Records excerpted from a collection:
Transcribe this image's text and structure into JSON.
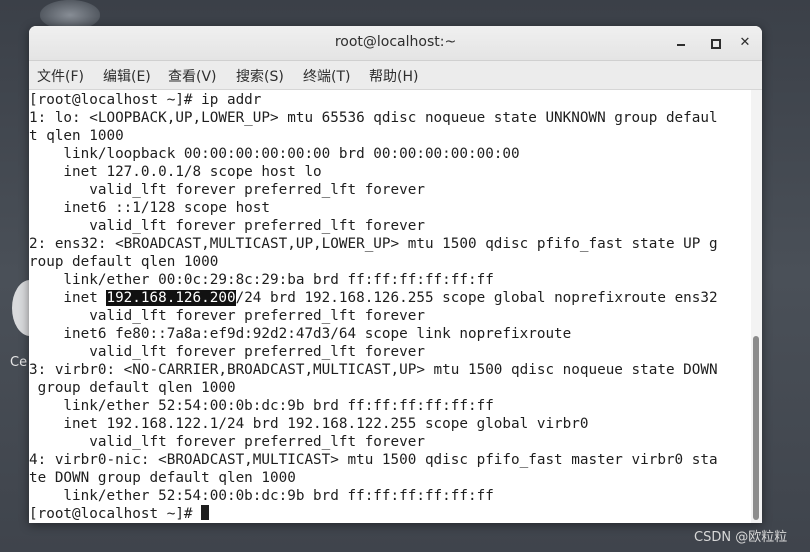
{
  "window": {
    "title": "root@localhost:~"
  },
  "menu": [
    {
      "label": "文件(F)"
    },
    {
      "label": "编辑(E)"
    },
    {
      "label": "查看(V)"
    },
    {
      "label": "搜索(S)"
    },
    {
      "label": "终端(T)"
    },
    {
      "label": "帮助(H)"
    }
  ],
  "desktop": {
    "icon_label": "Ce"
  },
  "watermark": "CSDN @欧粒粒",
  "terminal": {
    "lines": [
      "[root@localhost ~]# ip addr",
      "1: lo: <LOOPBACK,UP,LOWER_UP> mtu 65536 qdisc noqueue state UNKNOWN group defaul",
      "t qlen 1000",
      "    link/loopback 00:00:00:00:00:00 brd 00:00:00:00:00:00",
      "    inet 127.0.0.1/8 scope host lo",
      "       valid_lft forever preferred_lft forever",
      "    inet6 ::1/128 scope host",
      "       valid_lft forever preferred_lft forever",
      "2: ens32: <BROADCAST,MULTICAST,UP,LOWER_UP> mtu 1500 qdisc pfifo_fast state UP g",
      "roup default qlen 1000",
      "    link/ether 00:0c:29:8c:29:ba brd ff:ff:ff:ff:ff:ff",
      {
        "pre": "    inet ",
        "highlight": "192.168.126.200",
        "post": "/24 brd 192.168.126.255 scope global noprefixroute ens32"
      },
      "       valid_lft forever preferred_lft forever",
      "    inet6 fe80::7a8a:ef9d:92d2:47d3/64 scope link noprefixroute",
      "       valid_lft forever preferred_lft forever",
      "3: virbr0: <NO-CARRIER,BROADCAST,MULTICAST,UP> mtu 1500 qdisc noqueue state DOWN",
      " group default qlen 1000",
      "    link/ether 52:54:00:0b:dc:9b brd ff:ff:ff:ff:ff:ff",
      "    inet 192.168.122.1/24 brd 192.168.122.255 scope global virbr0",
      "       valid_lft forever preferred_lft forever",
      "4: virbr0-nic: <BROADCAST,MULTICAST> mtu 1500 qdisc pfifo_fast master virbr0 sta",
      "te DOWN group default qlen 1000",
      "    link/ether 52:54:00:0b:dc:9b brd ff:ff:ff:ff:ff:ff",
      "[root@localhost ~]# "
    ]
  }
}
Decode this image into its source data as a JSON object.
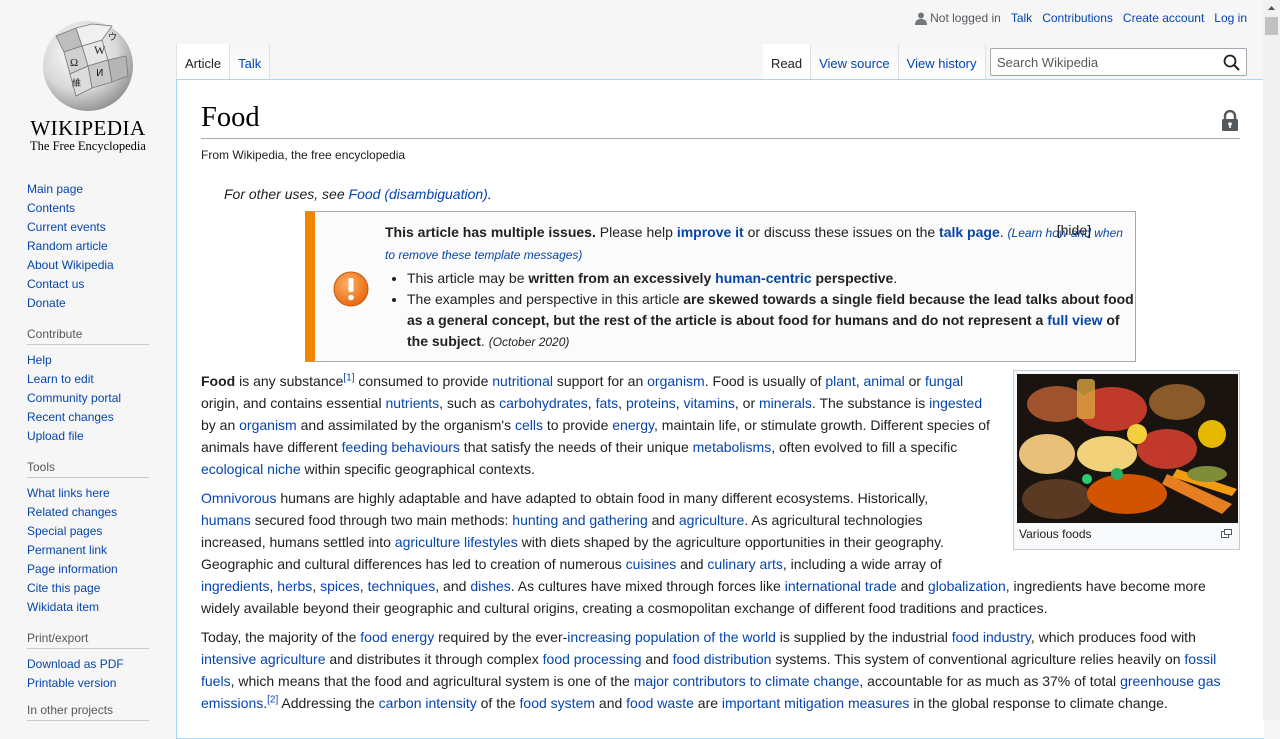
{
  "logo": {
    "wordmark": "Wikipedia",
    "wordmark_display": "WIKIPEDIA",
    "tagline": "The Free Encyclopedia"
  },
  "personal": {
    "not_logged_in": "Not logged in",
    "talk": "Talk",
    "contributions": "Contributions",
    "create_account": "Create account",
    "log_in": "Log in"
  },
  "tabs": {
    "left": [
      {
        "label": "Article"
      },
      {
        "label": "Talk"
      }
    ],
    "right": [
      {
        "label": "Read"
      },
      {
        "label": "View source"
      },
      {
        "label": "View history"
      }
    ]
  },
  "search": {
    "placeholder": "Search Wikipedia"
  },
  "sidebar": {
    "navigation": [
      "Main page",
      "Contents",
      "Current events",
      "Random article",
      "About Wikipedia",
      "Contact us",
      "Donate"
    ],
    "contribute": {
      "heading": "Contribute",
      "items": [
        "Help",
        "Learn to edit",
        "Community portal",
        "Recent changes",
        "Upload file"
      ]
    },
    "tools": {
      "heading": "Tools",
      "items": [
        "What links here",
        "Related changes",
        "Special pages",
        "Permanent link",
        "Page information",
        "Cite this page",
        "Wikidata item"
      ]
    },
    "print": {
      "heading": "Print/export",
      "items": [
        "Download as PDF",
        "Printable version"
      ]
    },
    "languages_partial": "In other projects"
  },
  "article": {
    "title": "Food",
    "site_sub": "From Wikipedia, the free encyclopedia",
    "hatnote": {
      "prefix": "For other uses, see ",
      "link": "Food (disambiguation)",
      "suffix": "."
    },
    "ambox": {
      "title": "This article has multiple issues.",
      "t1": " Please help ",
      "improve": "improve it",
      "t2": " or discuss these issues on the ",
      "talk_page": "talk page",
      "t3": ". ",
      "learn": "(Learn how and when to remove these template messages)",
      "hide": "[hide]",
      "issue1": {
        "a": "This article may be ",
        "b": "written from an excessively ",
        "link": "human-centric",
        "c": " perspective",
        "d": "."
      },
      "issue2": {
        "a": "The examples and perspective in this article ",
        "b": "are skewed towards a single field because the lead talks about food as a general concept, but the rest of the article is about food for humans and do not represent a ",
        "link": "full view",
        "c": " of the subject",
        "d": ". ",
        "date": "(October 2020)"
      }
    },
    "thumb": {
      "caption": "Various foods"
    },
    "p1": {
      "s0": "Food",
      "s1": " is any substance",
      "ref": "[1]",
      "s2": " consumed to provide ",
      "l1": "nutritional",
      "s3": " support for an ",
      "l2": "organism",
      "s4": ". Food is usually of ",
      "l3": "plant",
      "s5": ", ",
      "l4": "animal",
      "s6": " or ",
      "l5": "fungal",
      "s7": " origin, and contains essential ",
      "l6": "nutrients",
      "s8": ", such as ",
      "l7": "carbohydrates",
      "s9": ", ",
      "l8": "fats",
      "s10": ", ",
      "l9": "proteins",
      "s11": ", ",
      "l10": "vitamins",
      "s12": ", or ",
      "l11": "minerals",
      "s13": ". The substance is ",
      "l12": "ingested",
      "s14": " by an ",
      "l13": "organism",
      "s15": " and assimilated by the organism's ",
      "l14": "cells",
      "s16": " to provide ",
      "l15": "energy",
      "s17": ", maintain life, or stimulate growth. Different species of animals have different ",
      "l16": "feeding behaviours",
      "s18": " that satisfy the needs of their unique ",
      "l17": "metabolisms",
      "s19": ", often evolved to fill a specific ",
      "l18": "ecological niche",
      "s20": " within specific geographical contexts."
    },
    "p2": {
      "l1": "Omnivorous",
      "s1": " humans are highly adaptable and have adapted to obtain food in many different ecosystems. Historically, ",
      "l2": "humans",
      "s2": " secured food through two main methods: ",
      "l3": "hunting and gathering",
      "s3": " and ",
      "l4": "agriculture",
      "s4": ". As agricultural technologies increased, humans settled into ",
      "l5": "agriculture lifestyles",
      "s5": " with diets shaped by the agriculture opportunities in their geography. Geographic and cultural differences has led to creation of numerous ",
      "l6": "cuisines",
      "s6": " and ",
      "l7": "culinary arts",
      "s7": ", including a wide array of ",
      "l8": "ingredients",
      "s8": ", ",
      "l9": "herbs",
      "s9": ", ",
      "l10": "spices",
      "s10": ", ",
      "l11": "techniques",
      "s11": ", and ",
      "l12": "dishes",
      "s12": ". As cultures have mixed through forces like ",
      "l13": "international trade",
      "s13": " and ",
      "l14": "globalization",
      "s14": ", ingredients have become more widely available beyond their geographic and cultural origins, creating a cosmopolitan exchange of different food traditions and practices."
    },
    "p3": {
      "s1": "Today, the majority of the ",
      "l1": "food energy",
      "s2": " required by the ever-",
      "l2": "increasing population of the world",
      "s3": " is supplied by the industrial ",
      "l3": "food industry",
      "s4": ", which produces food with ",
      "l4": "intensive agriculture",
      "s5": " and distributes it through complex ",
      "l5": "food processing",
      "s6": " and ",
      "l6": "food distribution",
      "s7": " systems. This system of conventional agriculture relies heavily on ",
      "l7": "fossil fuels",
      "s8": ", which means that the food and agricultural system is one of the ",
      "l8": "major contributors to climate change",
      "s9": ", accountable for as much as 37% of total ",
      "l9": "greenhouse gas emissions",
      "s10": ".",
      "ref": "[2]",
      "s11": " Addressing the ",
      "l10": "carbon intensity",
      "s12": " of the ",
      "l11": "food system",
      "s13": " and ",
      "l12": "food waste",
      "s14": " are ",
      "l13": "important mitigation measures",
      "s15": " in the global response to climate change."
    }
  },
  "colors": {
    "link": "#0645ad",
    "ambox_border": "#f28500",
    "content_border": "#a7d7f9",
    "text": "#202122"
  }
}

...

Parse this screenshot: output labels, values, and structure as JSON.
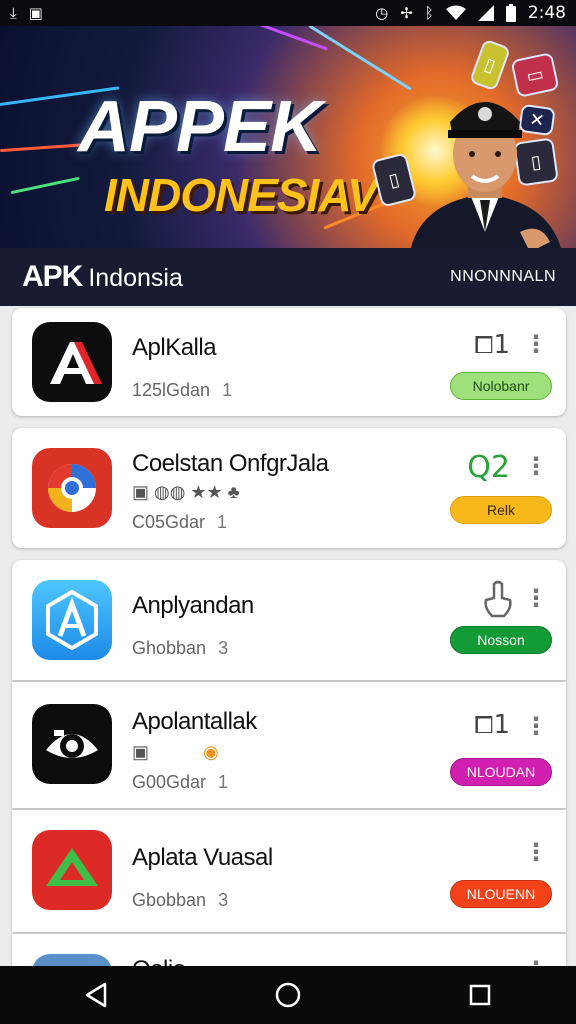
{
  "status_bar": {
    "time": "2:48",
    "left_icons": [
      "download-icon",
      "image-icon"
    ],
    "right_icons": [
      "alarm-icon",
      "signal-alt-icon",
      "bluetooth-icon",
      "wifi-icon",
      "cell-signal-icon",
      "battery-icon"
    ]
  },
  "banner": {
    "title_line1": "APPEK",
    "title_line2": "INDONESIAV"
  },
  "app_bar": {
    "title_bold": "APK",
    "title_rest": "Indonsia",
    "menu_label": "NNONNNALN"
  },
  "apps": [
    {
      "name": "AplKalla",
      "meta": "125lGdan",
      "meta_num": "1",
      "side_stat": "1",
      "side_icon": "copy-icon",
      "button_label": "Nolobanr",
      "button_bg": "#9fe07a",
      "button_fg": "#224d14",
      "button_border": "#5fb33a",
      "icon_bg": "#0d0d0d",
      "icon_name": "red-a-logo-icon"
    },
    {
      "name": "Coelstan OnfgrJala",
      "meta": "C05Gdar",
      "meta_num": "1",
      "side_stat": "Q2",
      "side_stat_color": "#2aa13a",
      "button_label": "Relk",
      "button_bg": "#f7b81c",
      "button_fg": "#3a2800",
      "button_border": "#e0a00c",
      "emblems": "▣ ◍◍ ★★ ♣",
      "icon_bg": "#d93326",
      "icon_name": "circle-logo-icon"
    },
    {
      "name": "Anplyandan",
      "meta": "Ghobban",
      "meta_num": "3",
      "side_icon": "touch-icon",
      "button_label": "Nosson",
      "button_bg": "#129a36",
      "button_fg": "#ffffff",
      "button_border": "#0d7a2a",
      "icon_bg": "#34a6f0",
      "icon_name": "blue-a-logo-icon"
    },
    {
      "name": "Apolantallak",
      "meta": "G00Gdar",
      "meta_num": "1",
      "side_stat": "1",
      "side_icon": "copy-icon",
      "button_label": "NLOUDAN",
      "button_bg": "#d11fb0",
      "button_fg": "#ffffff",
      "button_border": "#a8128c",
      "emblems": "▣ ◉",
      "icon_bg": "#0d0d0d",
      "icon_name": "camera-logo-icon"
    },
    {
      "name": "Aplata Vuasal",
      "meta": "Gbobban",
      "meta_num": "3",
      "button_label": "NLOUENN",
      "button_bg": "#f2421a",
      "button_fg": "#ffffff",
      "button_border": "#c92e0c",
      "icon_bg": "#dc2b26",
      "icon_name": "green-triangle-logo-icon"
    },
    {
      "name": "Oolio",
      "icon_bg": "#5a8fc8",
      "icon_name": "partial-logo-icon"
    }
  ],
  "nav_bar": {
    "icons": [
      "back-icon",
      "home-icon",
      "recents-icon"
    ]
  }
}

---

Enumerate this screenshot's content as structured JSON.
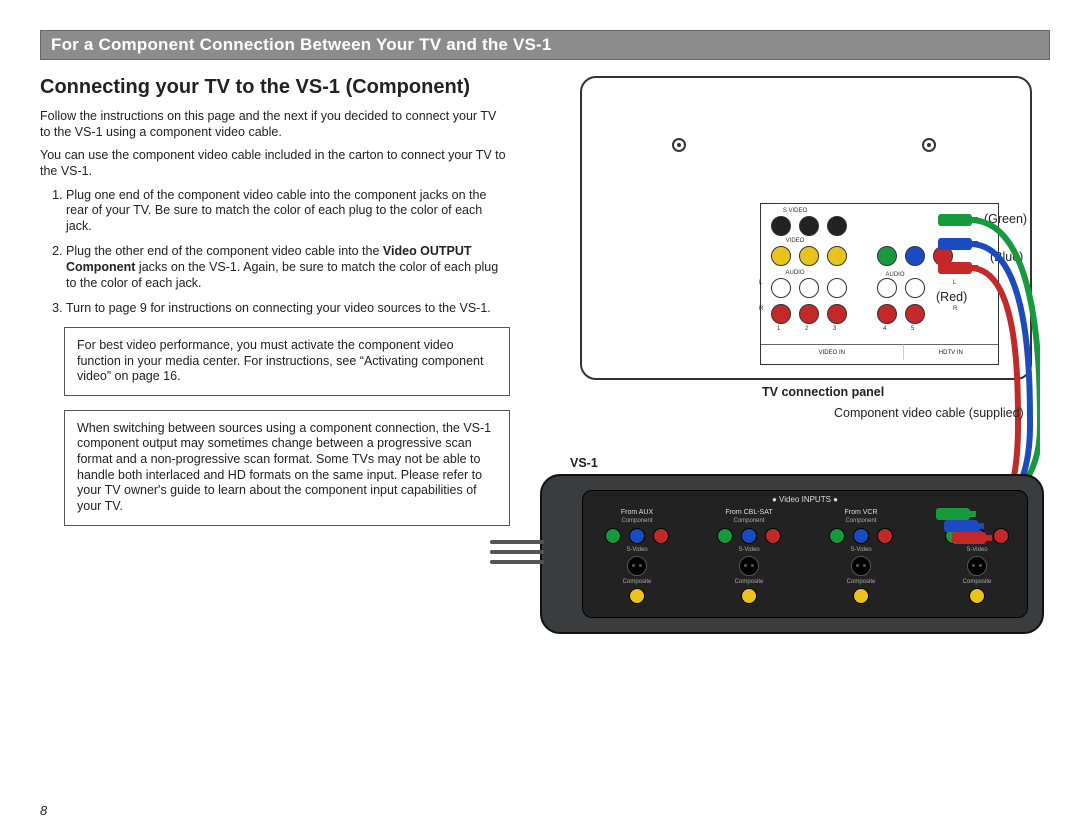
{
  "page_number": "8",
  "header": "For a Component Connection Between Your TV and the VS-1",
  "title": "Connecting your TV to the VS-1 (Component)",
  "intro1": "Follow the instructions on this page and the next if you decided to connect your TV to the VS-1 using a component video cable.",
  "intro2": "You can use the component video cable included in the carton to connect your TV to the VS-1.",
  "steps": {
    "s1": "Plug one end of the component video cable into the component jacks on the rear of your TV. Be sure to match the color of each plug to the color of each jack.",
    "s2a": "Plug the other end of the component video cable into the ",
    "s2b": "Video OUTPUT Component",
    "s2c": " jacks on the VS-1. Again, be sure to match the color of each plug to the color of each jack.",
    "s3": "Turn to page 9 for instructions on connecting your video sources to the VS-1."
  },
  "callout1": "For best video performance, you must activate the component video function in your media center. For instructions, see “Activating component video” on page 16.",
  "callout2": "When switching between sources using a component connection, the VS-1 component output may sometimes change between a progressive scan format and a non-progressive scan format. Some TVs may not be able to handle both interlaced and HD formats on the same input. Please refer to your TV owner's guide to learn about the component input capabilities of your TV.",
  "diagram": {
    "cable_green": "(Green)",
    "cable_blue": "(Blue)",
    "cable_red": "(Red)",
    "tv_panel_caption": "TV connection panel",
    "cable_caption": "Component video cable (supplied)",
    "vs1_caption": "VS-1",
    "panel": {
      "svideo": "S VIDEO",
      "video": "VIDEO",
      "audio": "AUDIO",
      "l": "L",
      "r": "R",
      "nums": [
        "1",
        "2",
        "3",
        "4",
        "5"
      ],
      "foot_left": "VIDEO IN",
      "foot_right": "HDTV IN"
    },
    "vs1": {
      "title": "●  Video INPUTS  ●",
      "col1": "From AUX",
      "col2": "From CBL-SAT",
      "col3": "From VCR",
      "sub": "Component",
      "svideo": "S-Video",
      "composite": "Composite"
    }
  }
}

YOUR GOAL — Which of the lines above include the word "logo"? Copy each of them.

EXPECTED ANSWER —
  "logo": {
      "icon_name": "red-a-logo-icon"
      "icon_name": "circle-logo-icon"
      "icon_name": "blue-a-logo-icon"
      "icon_name": "camera-logo-icon"
      "icon_name": "green-triangle-logo-icon"
      "icon_name": "partial-logo-icon"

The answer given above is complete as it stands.